▶ _Exercise brief_: Once a line is found to contain "this", copy it out of the listing.

▶ _Working data_:

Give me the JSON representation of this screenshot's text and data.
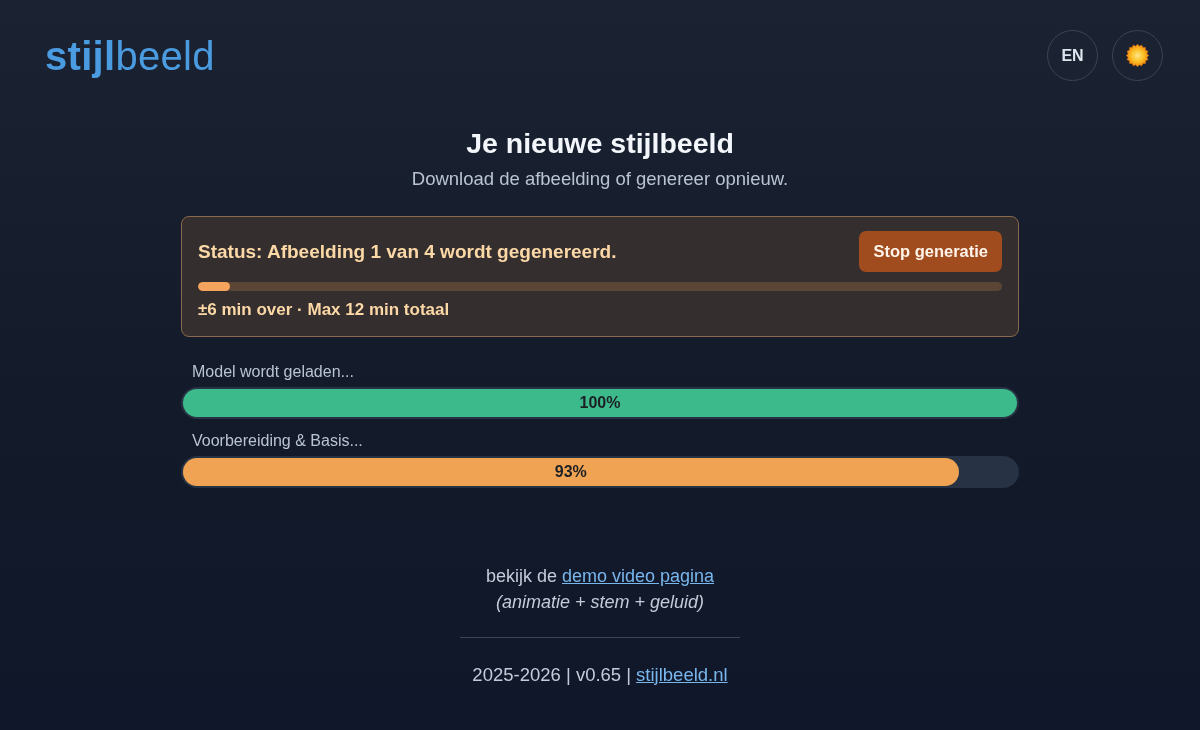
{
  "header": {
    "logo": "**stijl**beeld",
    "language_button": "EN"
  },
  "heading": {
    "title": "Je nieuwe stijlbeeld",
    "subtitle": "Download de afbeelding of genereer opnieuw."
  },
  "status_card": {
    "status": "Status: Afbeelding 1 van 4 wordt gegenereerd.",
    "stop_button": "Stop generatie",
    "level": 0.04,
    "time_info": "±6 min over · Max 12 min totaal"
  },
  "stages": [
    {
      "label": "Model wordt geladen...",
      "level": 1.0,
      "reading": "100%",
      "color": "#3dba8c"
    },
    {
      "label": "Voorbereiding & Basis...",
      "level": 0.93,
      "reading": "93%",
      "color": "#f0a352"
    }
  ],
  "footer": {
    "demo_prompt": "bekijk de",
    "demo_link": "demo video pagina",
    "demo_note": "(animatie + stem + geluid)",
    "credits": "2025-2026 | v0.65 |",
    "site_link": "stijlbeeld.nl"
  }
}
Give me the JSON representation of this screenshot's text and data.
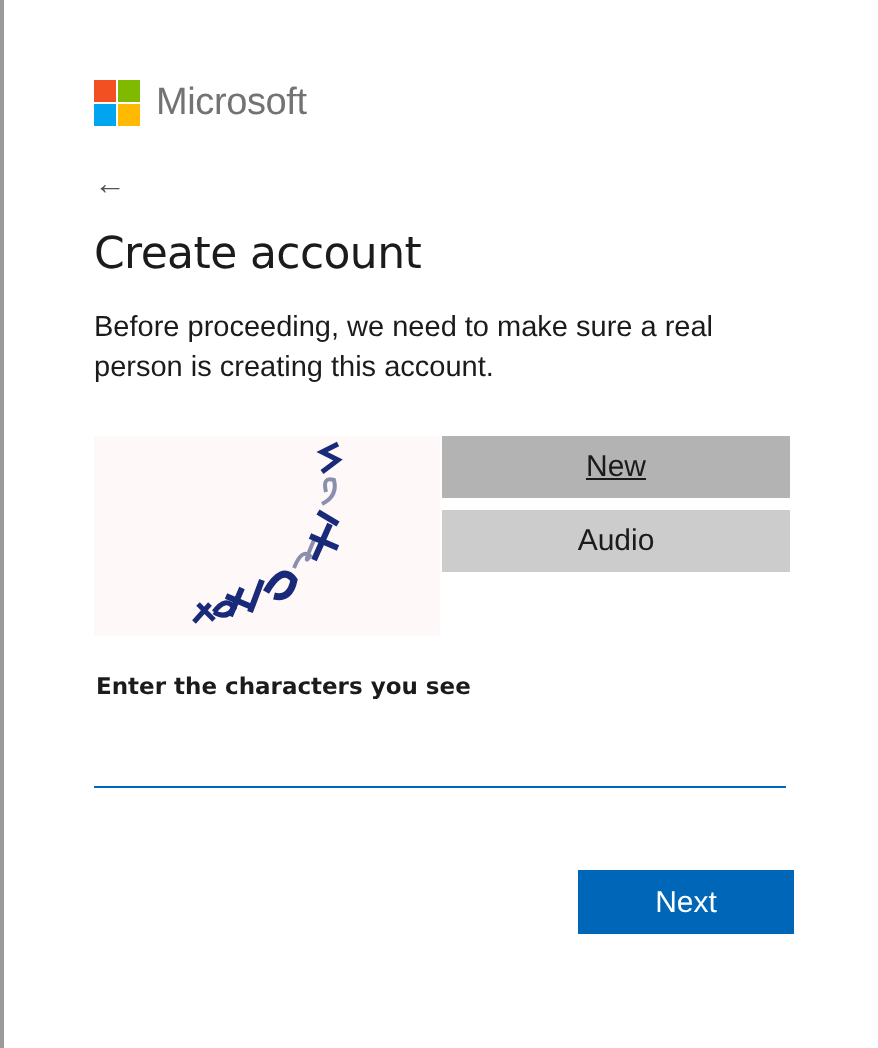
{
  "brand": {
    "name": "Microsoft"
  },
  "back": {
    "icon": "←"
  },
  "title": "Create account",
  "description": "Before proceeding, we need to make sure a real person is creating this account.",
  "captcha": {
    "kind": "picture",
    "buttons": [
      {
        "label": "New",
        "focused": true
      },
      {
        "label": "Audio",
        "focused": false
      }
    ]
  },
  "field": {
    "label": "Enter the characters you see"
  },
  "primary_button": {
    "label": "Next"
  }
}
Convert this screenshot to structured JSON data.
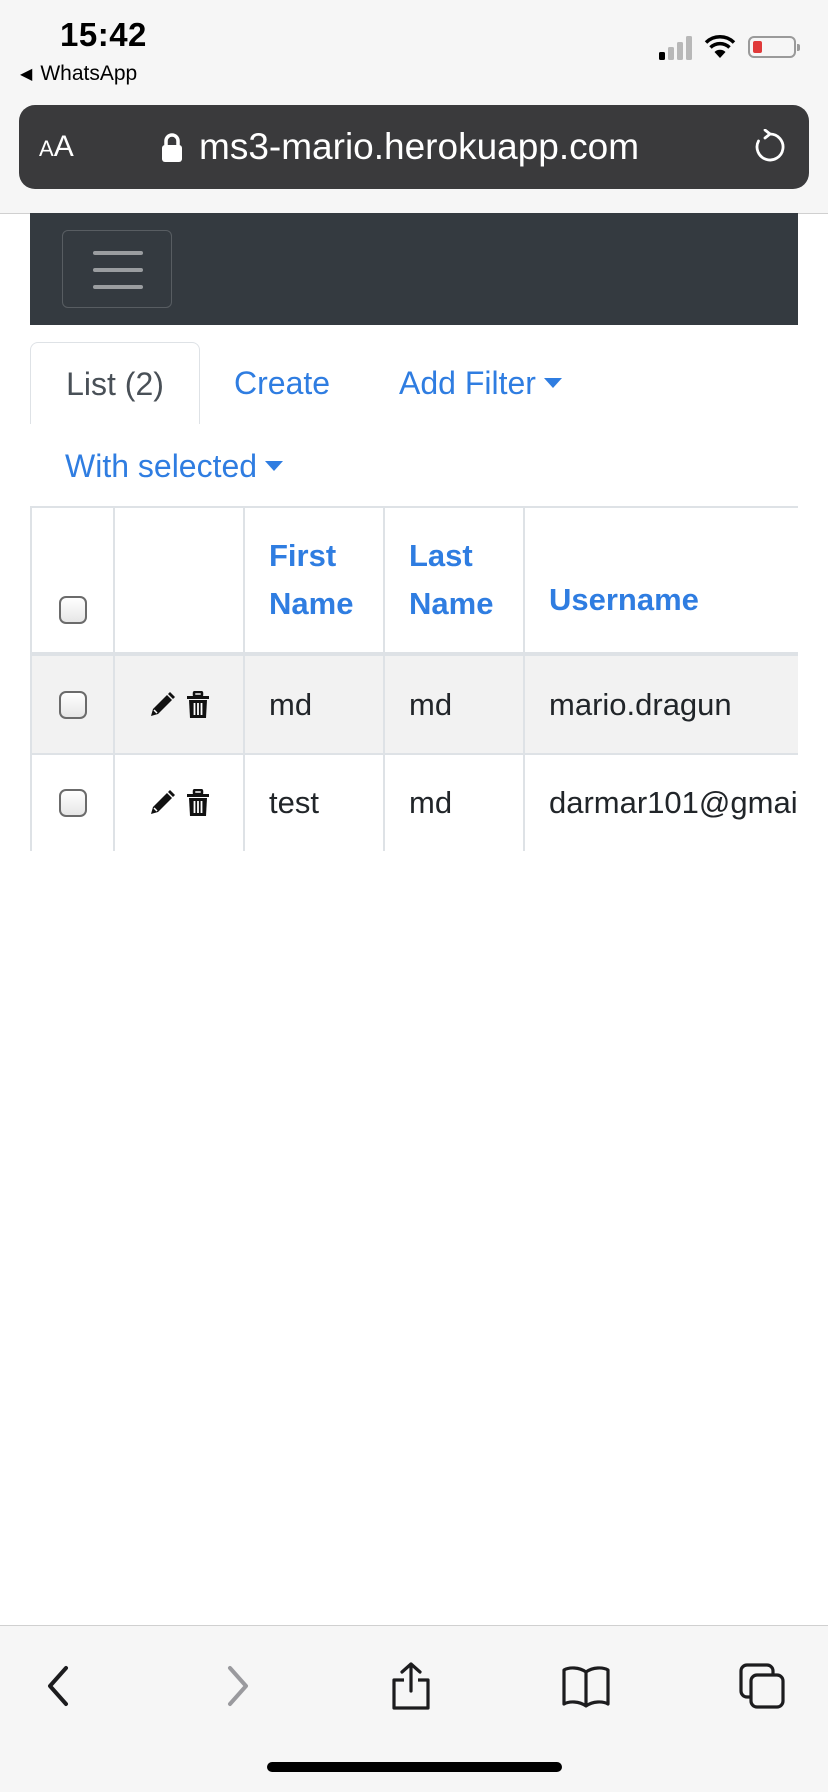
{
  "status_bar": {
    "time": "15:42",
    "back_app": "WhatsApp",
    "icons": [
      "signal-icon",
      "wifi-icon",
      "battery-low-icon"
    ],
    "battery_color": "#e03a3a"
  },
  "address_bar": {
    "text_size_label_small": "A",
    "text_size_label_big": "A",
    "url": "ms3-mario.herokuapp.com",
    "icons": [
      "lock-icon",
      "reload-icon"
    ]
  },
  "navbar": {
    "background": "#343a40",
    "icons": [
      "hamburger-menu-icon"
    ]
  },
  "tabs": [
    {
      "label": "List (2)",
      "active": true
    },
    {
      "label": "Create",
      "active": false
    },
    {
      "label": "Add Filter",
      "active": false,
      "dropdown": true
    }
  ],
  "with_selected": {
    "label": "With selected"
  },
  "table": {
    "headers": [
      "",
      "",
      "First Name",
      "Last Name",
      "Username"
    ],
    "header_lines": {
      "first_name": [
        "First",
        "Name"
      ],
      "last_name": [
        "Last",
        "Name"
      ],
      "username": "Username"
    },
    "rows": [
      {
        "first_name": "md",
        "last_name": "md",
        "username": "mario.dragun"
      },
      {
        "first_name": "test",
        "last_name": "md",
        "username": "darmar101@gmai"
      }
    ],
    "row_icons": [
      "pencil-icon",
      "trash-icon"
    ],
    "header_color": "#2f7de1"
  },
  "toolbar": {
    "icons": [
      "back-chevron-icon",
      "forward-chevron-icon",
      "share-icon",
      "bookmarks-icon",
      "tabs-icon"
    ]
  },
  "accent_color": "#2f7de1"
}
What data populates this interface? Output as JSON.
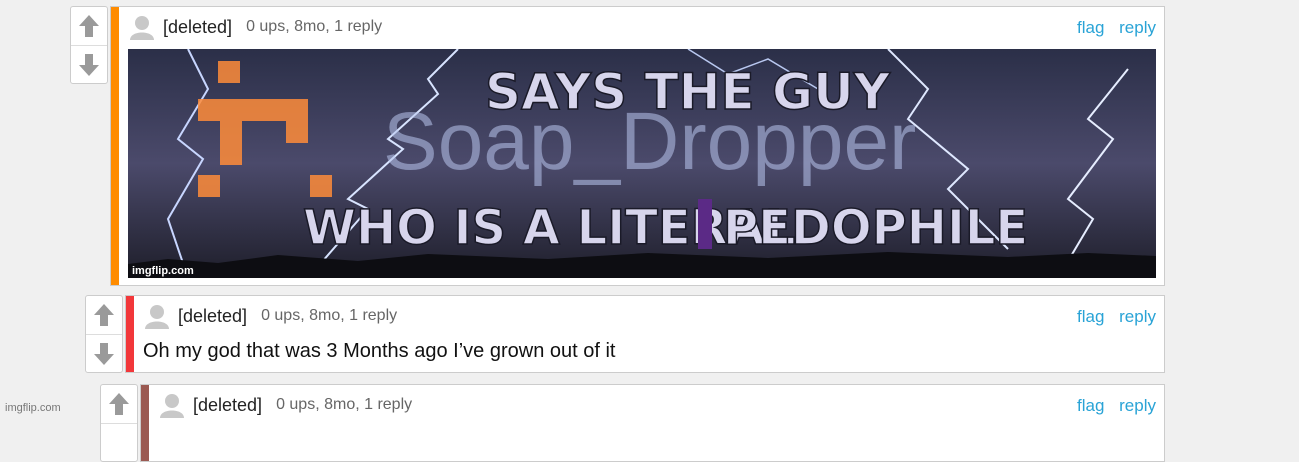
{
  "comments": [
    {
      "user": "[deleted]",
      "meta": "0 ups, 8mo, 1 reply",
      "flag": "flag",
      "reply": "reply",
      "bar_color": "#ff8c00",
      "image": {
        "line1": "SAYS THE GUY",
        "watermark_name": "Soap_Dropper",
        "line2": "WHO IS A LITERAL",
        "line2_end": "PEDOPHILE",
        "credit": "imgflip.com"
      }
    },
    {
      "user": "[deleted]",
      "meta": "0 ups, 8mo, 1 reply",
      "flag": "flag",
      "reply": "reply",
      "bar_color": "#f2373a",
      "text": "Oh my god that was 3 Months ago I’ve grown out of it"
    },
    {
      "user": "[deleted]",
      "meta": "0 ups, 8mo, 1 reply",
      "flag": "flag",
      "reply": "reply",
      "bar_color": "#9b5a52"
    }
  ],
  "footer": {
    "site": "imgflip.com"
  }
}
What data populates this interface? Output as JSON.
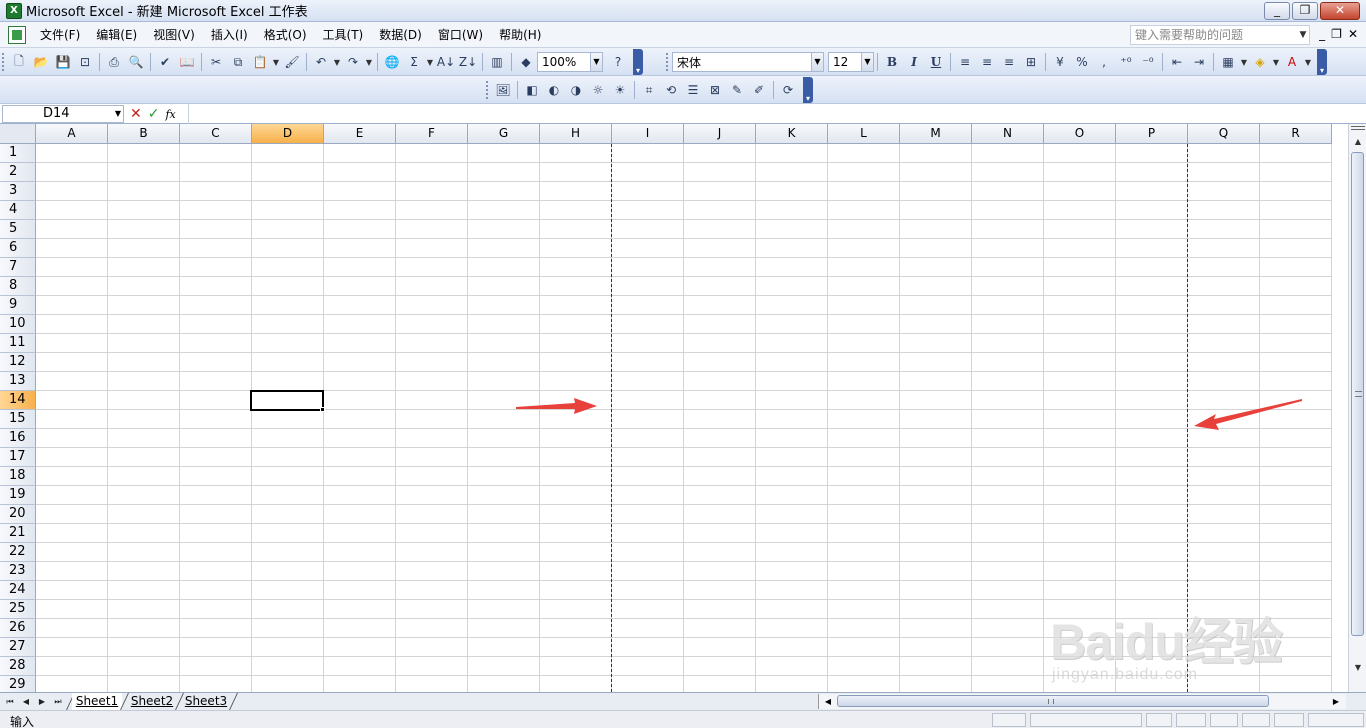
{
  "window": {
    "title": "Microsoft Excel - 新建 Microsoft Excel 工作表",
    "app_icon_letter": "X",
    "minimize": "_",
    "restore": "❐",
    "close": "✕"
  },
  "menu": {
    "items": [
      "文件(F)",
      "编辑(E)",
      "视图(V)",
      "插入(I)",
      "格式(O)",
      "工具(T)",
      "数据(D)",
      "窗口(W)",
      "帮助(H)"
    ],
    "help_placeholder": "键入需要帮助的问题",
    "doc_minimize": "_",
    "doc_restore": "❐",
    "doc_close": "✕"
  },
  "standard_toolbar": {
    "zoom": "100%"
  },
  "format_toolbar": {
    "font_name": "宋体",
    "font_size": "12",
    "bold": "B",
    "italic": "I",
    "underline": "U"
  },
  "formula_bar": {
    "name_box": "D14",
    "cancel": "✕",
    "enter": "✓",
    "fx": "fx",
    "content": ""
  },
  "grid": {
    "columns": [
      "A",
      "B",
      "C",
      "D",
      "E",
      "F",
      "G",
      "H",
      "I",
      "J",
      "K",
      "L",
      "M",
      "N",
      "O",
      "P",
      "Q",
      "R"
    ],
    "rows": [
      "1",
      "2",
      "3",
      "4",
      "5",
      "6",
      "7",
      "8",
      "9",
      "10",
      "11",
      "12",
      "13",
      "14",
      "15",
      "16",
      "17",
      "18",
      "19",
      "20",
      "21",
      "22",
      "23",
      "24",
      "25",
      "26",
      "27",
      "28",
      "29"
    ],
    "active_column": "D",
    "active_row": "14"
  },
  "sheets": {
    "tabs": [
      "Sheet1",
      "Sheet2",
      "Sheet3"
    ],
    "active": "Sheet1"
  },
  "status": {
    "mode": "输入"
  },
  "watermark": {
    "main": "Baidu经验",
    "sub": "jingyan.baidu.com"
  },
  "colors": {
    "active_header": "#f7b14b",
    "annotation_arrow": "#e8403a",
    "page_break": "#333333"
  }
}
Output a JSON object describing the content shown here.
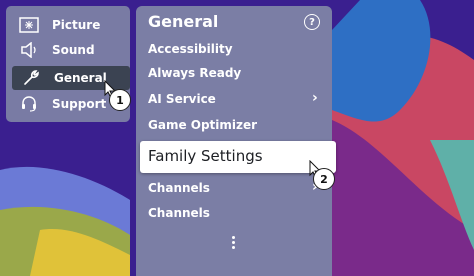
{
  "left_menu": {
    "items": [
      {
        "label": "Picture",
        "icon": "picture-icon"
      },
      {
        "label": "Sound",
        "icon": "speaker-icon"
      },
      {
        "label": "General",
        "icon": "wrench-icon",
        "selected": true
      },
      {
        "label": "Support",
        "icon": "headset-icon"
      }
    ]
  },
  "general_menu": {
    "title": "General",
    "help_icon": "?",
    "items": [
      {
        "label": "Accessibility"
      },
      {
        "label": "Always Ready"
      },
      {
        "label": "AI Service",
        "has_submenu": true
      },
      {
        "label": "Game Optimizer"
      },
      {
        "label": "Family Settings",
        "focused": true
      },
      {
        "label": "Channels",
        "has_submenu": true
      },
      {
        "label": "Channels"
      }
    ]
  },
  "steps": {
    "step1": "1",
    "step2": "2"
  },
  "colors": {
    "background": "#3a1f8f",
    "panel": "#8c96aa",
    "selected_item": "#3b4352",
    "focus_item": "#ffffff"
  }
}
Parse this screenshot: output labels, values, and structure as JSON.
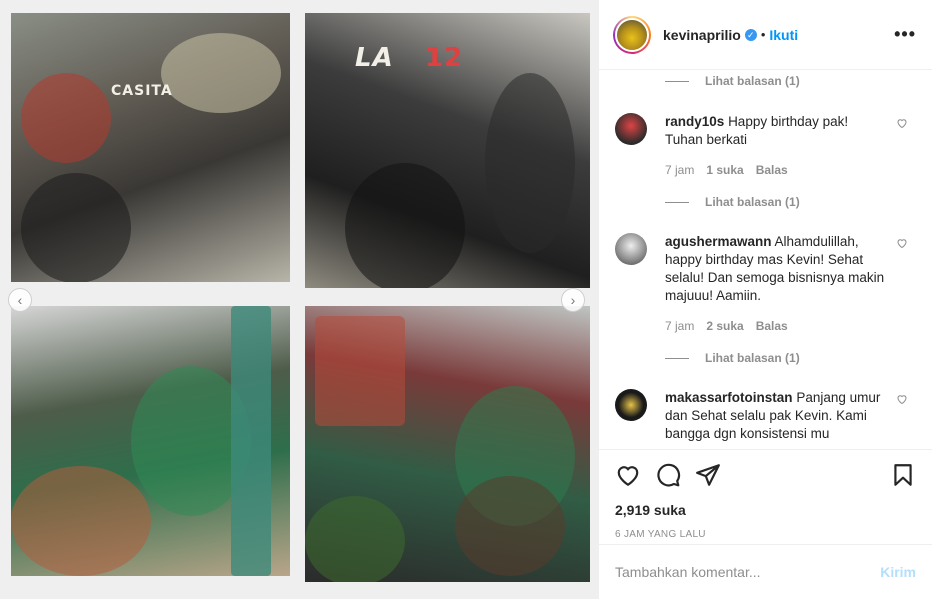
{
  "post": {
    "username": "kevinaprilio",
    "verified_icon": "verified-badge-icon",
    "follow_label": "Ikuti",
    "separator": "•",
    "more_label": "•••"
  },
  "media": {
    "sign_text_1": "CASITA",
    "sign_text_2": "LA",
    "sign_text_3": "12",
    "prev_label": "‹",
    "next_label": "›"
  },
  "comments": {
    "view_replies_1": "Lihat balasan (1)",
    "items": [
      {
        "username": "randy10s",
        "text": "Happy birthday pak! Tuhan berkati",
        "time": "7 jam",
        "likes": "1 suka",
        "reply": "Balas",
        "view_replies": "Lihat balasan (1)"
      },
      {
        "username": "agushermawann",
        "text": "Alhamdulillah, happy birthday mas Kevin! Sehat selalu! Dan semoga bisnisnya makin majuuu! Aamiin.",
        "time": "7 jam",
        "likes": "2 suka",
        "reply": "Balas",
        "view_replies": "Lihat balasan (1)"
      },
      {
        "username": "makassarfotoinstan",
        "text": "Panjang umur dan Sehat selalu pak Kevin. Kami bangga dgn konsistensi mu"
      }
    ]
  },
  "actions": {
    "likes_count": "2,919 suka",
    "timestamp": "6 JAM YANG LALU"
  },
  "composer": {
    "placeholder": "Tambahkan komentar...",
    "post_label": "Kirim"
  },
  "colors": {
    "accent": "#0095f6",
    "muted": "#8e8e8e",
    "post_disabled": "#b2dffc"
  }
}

▶ _Task response_:
Give me the JSON representation of this screenshot's text and data.
Give me the JSON representation of this screenshot's text and data.
  "description": "Before proceeding, we need to make sure a real person is creating this account.",
Convert this screenshot to structured JSON data.
What data populates this interface? Output as JSON.
What data populates this interface? Output as JSON.
Parse this screenshot: output labels, values, and structure as JSON.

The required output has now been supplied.